Store hours? I wish.
I wish that diabetes management had like store hours or something. Like maybe Joe's beta cells could "magically" come back to life from 9pm to like 8am. Ya know? Like every night Joe's glucometer and insulin pump and CGM could put up a "CLOSED" sign.
What is 8/24?
I believe it is one third.
I believe it is one third of our 24 hour day.
If it is one third of our day~in~the~life of living with diabetes, guess what? It is one third of our A1C. I guess I shouldn't say "our"...it is one third of my child's A1C. One third is a big hunk of my child's well being.
I am not going to be wishy-washy here.
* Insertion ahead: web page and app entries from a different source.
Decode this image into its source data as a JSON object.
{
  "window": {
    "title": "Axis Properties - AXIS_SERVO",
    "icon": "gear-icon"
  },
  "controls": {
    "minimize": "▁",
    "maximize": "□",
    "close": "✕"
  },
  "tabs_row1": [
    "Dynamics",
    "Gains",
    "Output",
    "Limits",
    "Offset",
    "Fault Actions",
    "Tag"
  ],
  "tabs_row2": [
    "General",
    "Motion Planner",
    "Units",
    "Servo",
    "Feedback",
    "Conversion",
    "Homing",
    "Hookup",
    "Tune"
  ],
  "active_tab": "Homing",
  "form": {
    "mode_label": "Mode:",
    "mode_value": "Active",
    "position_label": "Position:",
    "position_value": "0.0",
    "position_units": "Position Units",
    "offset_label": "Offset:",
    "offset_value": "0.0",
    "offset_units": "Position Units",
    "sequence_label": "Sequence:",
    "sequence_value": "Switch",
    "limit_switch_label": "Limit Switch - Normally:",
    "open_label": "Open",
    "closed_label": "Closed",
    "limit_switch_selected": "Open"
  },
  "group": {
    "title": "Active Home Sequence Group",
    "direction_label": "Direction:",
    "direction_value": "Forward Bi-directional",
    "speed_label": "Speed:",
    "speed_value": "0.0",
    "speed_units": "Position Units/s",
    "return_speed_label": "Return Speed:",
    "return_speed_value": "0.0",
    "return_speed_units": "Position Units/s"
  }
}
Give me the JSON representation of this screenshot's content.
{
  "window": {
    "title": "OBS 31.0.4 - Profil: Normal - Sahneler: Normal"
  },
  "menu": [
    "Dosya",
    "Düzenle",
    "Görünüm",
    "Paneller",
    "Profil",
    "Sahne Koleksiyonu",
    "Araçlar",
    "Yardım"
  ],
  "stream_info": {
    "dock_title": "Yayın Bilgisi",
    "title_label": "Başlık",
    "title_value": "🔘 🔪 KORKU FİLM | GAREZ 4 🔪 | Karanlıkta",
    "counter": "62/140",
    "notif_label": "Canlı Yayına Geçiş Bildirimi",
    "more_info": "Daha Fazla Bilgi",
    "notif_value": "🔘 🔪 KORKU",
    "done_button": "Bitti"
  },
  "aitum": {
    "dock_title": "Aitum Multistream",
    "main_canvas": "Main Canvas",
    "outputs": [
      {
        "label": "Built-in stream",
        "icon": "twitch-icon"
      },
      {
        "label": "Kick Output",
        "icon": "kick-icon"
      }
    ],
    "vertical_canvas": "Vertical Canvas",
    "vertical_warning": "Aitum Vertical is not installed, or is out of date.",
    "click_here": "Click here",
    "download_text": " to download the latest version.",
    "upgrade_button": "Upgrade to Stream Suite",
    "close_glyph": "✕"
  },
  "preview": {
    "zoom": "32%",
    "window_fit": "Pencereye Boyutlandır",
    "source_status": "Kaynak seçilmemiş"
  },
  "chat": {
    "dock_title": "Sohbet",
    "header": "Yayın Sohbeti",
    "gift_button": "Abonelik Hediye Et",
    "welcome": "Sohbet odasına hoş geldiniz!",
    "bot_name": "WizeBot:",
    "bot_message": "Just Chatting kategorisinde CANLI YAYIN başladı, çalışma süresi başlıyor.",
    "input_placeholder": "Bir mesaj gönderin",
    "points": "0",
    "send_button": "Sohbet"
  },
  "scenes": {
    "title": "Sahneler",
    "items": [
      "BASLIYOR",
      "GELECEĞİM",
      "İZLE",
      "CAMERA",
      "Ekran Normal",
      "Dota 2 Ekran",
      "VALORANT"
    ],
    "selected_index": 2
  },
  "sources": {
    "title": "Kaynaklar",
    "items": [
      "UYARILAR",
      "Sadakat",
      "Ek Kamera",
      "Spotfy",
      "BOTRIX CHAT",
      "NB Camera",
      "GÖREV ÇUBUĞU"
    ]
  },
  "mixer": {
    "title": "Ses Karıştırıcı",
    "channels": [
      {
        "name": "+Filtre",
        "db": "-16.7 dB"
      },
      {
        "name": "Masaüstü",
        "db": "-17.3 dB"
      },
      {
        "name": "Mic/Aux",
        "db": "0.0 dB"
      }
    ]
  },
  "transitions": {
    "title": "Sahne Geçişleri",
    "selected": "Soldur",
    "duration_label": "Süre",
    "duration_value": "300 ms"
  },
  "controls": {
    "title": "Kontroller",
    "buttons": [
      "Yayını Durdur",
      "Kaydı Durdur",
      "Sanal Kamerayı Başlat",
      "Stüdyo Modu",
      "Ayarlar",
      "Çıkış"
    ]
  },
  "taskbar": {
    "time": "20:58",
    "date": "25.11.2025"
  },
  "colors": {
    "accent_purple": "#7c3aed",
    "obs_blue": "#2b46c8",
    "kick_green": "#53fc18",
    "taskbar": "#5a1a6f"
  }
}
I am not going to say do what works for you and your family. I am not going to. I am going to say that I think night checks are part of managing diabetes. I don't do night checks solely out of fear of lows and out of fear of the dreadfully named "Dead In Bed Syndrome". I also do them for trending blood sugars and adjusting basals accordingly. And. I do them for correcting highs as well.
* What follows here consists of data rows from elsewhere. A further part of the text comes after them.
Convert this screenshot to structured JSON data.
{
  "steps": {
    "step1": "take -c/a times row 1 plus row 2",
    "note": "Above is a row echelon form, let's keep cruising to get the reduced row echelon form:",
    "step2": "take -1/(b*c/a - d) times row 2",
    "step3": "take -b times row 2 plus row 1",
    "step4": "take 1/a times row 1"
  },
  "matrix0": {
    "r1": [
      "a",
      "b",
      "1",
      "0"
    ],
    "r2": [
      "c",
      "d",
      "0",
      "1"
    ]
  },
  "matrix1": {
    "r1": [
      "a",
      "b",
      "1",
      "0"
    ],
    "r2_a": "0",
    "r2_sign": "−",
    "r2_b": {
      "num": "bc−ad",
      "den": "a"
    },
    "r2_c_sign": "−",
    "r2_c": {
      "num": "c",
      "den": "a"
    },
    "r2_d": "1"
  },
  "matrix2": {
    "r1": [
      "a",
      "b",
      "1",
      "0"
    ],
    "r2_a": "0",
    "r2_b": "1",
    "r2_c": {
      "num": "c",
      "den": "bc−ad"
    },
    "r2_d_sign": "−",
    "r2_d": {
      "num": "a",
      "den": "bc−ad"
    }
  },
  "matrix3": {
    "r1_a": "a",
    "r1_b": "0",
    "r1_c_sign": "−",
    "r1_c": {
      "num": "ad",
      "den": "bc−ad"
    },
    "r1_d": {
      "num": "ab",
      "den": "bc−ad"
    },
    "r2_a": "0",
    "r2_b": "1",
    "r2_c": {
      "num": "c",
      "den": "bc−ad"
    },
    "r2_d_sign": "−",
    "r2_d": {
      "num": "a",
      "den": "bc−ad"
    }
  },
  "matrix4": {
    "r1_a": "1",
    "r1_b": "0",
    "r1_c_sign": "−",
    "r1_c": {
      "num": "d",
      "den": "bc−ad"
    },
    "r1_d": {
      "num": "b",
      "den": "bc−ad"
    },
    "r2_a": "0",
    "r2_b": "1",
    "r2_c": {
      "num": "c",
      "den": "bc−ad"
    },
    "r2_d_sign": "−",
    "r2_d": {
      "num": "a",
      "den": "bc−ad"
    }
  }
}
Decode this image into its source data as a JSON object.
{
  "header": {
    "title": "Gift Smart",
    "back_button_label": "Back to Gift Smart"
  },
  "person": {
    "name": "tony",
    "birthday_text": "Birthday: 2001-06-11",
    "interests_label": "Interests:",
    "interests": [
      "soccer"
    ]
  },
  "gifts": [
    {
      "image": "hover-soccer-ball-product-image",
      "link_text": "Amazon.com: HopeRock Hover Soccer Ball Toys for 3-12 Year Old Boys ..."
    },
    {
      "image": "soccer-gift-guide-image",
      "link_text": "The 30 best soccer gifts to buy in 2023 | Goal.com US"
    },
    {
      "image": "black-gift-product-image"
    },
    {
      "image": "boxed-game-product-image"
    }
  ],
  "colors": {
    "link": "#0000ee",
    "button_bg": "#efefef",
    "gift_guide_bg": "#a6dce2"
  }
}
It is a third of one's A1C during a chunk of time that would normally have "predictable activity" (sleeping), with "predictable carbohydrate intake" (not eating, because sleeping), and with, for the most part, a "predictable amount of insulin" (no carb intake, because not eating, because sleeping) on board.
Our nightly routine here is:
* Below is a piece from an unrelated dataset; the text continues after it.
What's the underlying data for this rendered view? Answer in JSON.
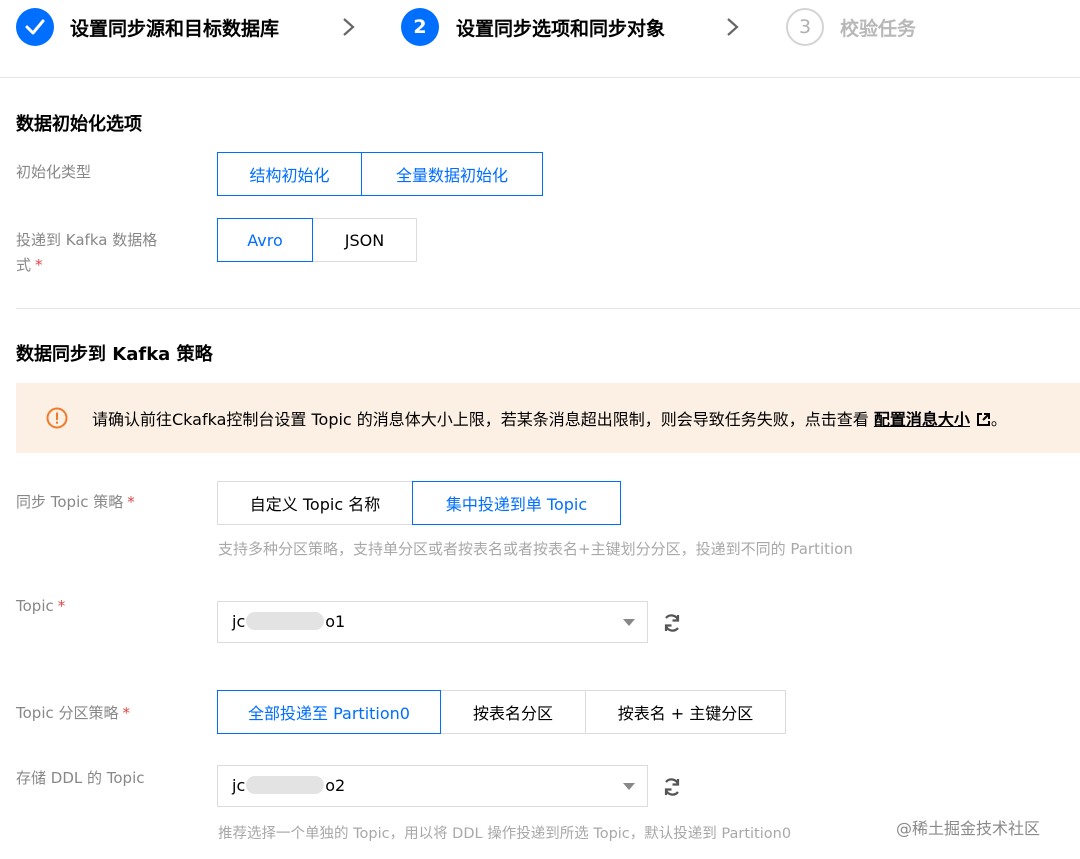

Dave checks Joe's blood sugar @ 11pm (the following assumes no IOB and no CGM):
- If Joe's blood sugar is less than 70, we treat by using the rule of 15s.
- If Joe's blood sugar is 71-100, we give 8 grams of CHO
- If Joe's blood sugar is 100-250, we do nothing.
- If Joe's blood sugar is greater than 250, we correct and then set an alarm to check Joe's blood sugar in 2 hours.
A day~in~the~life of managing my son, Joe's, blood sugar at night.